__What is expected__: Set down the entries below once more, precisely as they stand.

Start of Data

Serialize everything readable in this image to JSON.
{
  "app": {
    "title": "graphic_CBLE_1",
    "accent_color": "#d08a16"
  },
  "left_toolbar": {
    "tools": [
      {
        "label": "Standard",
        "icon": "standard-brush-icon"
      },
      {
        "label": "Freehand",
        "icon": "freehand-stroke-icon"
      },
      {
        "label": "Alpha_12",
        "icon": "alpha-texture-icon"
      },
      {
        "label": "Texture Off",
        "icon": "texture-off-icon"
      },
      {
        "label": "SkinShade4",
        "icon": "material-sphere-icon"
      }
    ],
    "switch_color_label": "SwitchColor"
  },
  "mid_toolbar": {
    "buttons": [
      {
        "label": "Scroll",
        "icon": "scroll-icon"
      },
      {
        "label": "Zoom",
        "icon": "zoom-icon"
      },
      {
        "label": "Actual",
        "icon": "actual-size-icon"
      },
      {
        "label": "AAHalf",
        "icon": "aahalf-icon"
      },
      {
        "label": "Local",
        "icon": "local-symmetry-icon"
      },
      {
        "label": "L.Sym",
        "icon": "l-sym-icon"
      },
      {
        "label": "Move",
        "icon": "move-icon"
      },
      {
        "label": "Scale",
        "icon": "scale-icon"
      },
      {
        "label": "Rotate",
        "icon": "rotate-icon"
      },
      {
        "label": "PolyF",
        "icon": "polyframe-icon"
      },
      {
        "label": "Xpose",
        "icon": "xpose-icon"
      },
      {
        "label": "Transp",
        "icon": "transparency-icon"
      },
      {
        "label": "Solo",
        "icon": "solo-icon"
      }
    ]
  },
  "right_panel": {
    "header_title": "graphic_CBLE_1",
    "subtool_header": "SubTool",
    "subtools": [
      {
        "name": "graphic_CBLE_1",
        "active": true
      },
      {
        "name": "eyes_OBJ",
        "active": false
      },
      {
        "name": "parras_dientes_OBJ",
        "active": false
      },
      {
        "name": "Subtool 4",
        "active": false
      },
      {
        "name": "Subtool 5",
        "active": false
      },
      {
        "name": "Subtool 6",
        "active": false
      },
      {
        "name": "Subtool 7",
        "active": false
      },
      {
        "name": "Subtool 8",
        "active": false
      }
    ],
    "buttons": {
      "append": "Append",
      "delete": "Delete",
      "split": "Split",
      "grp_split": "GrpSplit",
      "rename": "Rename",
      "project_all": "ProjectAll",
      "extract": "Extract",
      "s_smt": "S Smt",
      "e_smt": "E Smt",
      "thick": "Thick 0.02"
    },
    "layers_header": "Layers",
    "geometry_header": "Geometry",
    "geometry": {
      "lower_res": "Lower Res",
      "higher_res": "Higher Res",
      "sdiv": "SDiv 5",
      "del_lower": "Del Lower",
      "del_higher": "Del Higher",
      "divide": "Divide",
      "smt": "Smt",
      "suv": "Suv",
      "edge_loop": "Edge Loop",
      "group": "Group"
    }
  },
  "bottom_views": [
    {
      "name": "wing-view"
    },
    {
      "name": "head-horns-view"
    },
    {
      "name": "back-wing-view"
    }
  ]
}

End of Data

__Result of this exercise__:
Serialize everything readable in this image to JSON.
{
  "app": {
    "title": "graphic_CBLE_1",
    "accent_color": "#d08a16"
  },
  "left_toolbar": {
    "tools": [
      {
        "label": "Standard",
        "icon": "standard-brush-icon"
      },
      {
        "label": "Freehand",
        "icon": "freehand-stroke-icon"
      },
      {
        "label": "Alpha_12",
        "icon": "alpha-texture-icon"
      },
      {
        "label": "Texture Off",
        "icon": "texture-off-icon"
      },
      {
        "label": "SkinShade4",
        "icon": "material-sphere-icon"
      }
    ],
    "switch_color_label": "SwitchColor"
  },
  "mid_toolbar": {
    "buttons": [
      {
        "label": "Scroll",
        "icon": "scroll-icon"
      },
      {
        "label": "Zoom",
        "icon": "zoom-icon"
      },
      {
        "label": "Actual",
        "icon": "actual-size-icon"
      },
      {
        "label": "AAHalf",
        "icon": "aahalf-icon"
      },
      {
        "label": "Local",
        "icon": "local-symmetry-icon"
      },
      {
        "label": "L.Sym",
        "icon": "l-sym-icon"
      },
      {
        "label": "Move",
        "icon": "move-icon"
      },
      {
        "label": "Scale",
        "icon": "scale-icon"
      },
      {
        "label": "Rotate",
        "icon": "rotate-icon"
      },
      {
        "label": "PolyF",
        "icon": "polyframe-icon"
      },
      {
        "label": "Xpose",
        "icon": "xpose-icon"
      },
      {
        "label": "Transp",
        "icon": "transparency-icon"
      },
      {
        "label": "Solo",
        "icon": "solo-icon"
      }
    ]
  },
  "right_panel": {
    "header_title": "graphic_CBLE_1",
    "subtool_header": "SubTool",
    "subtools": [
      {
        "name": "graphic_CBLE_1",
        "active": true
      },
      {
        "name": "eyes_OBJ",
        "active": false
      },
      {
        "name": "parras_dientes_OBJ",
        "active": false
      },
      {
        "name": "Subtool 4",
        "active": false
      },
      {
        "name": "Subtool 5",
        "active": false
      },
      {
        "name": "Subtool 6",
        "active": false
      },
      {
        "name": "Subtool 7",
        "active": false
      },
      {
        "name": "Subtool 8",
        "active": false
      }
    ],
    "buttons": {
      "append": "Append",
      "delete": "Delete",
      "split": "Split",
      "grp_split": "GrpSplit",
      "rename": "Rename",
      "project_all": "ProjectAll",
      "extract": "Extract",
      "s_smt": "S Smt",
      "e_smt": "E Smt",
      "thick": "Thick 0.02"
    },
    "layers_header": "Layers",
    "geometry_header": "Geometry",
    "geometry": {
      "lower_res": "Lower Res",
      "higher_res": "Higher Res",
      "sdiv": "SDiv 5",
      "del_lower": "Del Lower",
      "del_higher": "Del Higher",
      "divide": "Divide",
      "smt": "Smt",
      "suv": "Suv",
      "edge_loop": "Edge Loop",
      "group": "Group"
    }
  },
  "bottom_views": [
    {
      "name": "wing-view"
    },
    {
      "name": "head-horns-view"
    },
    {
      "name": "back-wing-view"
    }
  ]
}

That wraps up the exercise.